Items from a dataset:
....................

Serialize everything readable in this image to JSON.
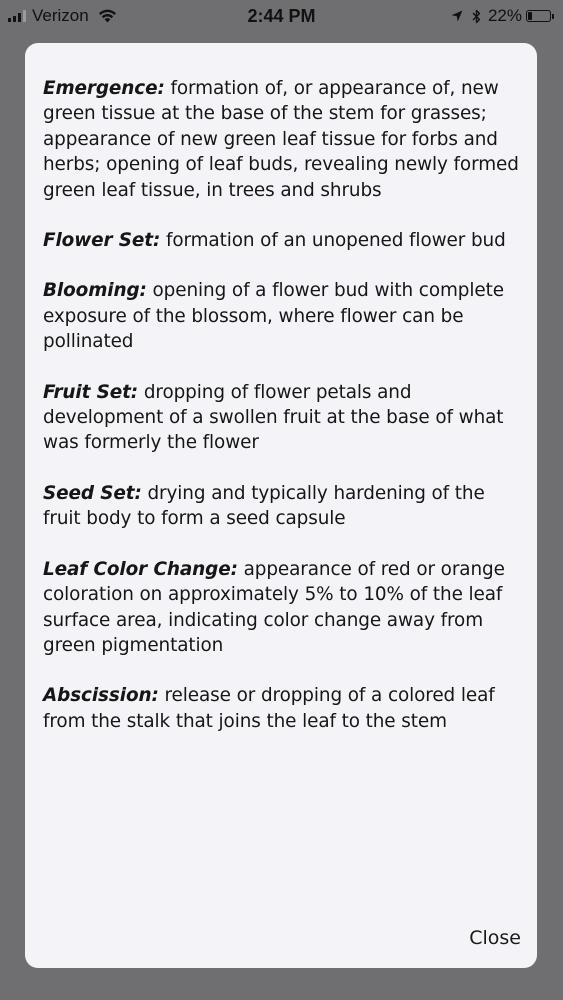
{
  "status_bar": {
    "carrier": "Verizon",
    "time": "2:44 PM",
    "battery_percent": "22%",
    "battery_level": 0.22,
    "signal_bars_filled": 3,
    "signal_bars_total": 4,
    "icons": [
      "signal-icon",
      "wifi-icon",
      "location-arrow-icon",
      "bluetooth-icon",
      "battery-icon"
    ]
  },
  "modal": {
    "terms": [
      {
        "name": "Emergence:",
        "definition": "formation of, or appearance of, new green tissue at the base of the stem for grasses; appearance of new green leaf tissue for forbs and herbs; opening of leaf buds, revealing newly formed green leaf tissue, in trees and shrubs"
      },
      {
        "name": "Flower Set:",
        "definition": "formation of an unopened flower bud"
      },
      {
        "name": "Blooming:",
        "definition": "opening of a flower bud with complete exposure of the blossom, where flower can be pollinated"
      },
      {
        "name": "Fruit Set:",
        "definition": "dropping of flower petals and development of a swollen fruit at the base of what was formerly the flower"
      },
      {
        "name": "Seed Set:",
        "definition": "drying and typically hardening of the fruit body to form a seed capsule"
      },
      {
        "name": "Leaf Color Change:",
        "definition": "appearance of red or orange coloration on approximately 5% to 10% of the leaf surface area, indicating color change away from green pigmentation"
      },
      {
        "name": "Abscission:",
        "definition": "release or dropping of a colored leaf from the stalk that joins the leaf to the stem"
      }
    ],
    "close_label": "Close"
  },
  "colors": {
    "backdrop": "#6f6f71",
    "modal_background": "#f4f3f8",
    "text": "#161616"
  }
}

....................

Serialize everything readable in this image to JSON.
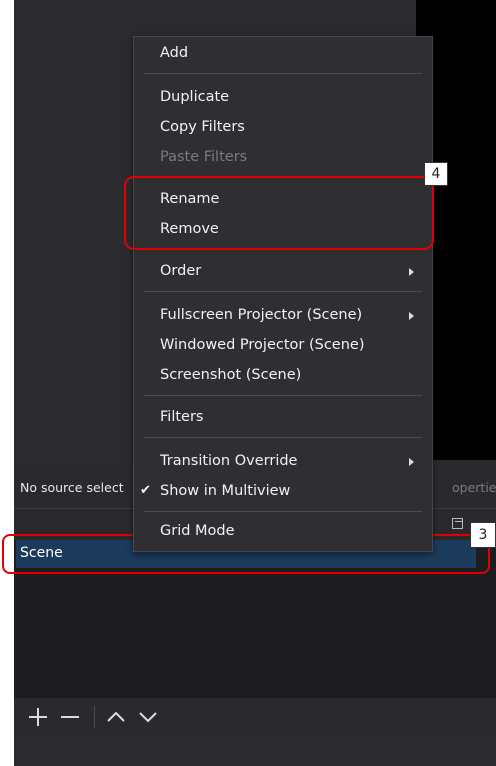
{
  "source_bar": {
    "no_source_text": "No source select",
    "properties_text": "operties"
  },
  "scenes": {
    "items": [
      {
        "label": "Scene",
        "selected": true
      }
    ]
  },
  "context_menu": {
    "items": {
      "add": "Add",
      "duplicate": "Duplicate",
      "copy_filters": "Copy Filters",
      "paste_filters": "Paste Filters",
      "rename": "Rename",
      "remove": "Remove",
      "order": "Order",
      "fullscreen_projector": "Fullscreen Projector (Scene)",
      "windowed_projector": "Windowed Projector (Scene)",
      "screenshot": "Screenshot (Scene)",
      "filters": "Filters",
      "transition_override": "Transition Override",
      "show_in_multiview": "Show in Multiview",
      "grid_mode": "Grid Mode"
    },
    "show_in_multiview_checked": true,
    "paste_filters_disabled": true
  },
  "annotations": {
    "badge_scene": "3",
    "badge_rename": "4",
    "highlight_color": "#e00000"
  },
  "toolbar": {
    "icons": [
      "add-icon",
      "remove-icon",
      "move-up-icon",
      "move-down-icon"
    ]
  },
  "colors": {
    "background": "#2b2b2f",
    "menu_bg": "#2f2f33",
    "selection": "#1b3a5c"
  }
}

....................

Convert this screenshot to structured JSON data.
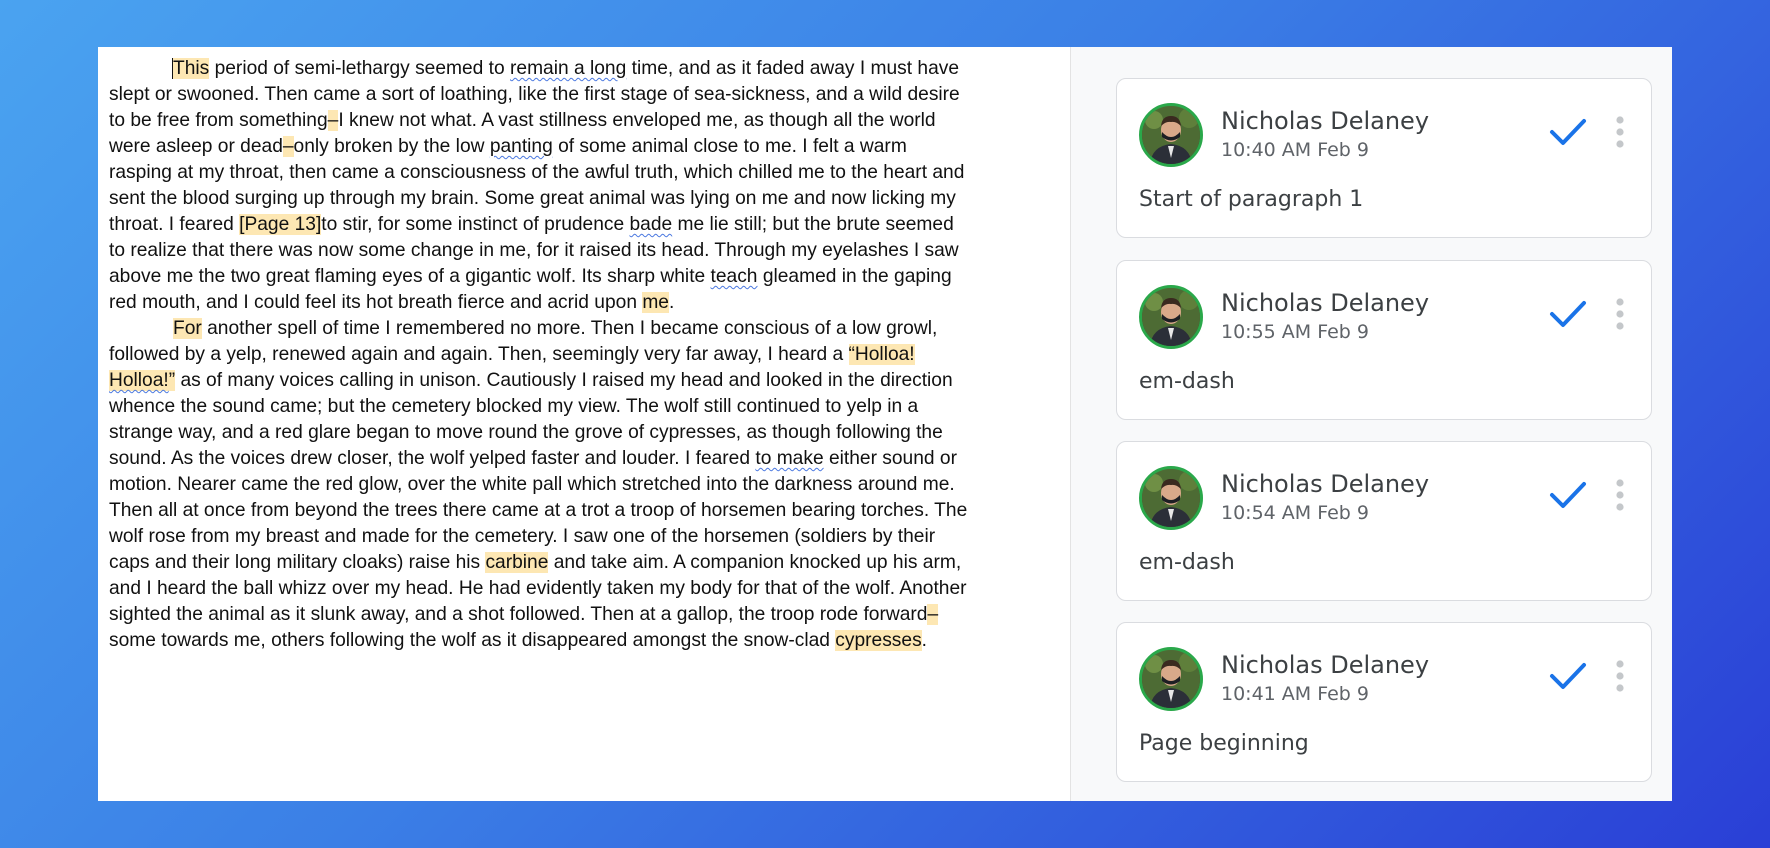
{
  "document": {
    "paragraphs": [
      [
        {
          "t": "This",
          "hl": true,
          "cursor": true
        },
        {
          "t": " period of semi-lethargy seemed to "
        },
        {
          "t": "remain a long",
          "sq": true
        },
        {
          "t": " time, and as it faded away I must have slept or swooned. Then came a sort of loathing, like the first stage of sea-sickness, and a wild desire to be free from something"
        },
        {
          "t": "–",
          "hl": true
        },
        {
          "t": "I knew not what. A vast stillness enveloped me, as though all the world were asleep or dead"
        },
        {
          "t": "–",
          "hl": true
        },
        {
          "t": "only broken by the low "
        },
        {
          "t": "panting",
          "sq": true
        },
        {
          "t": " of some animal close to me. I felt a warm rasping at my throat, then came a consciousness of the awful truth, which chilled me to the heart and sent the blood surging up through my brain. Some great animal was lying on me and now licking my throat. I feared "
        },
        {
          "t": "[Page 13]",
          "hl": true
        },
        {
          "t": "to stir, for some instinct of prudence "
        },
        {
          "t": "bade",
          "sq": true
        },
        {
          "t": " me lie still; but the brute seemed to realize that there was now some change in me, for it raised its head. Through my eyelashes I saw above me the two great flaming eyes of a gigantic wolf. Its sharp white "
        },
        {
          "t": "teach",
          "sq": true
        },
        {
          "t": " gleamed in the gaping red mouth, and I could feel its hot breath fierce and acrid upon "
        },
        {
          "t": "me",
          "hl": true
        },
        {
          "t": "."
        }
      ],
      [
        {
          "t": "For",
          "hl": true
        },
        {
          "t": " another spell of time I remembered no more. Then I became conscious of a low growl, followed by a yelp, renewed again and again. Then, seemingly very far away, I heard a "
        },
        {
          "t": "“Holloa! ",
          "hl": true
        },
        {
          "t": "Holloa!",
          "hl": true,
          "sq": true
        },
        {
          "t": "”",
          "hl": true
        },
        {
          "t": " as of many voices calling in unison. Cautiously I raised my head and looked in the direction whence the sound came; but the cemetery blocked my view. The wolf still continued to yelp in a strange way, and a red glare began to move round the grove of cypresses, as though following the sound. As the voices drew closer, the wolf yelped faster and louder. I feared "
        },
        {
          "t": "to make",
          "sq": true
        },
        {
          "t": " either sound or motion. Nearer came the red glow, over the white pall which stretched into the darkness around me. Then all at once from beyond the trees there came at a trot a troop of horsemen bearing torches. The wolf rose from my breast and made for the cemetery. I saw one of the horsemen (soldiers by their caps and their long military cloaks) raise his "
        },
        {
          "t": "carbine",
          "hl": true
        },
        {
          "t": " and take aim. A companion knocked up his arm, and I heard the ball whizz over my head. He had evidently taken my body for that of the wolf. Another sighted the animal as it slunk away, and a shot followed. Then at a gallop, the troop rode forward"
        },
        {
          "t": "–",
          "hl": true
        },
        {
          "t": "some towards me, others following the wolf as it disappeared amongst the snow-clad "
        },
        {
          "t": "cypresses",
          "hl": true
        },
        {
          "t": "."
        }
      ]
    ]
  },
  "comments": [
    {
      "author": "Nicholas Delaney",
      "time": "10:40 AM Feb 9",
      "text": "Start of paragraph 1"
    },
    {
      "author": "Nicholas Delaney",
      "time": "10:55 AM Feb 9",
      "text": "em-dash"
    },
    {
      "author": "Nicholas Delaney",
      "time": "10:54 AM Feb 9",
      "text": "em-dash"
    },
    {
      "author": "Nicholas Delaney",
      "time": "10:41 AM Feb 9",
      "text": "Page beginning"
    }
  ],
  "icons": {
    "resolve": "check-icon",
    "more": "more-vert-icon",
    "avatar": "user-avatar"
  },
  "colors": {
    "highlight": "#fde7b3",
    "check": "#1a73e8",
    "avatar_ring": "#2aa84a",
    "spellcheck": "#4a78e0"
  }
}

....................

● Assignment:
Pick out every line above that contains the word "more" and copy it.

● Response area:
          "t": " another spell of time I remembered no more. Then I became conscious of a low growl, followed by a yelp, renewed again and again. Then, seemingly very far away, I heard a "
    "more": "more-vert-icon",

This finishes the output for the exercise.